"If I stay any longer I might be caught by the police for being an illegal resident. In any case, I have very little left to survive. You know how expensive it is here… When I was working as a waiter I used to send some money to my family, but I haven't sent anything lately. My wife was complaining I was better off as a waiter than I am as a millionaire," he said.

However, Ahamed's ordeal is set to be over now with National Bonds CEO Mohammad Qasim Al Ali taking an interest in the matter after it was brought to his attention by XPRESS.

Al Ali said Ahamed was never turned away. "Our customer service and retention team's job is to ensure that customers are aware of the disadvantages of not continuing to save especially with all the weekly and monthly rewards that National Bonds provide. We spoke to Pottengal Ahamed on the occasions that he tried to redeem his prize, and explained that if he kept them until the impending profit announcement, he would get an even higher amount of money. This was done in good faith and at no point did our team say that Ahamed could not redeem his money, so we are surprised that there has been a misunderstanding. That said, we are always looking for ways to enhance our service standards, and this valuable feedback will allow us to look into avoiding such miscommunication that may arise in the future, Al Ali stated in an e-mailed statement to XPRESS.

Since Ahamed doesn't understand English and speaks broken Hindi, National Bonds had to get a Malayali speaker to communicate with him in his native language.

"We have spoken to Ahamed and explained that he can come and pick up his cheque at any time, so we expect him to join us some time this week to redeem his prize," said Al Ali.

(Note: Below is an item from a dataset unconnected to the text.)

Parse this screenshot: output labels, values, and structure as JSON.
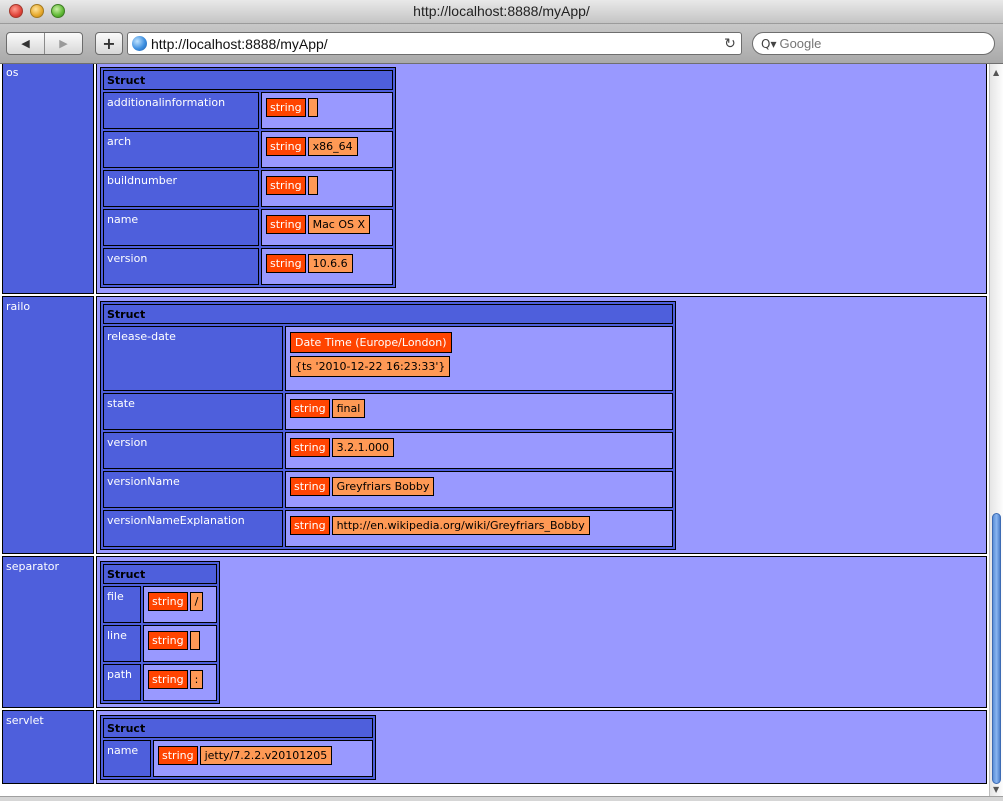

Ahamed said National Bonds called him on Wednesday saying he will get the Dh1 million cheque next Tuesday (January 31). "Now I can breathe a sigh of relief. I am happy," he said.

Ahamed said he will use the prize money to secure the future of his children. "My parents couldn't send me to school. I had to work in the farms. I will try to get the best education for my children — (one daughter and two sons aged 10, 6 and 4). I have not seen them for years. Some day I will bring them to Dubai."

Ahamed said he plans to start a grocery in Dubai, but is not sure if one million dirhams is adequate start-up capital.

"I don't want a fancy shop.. something very small and basic.. Will it be enough?"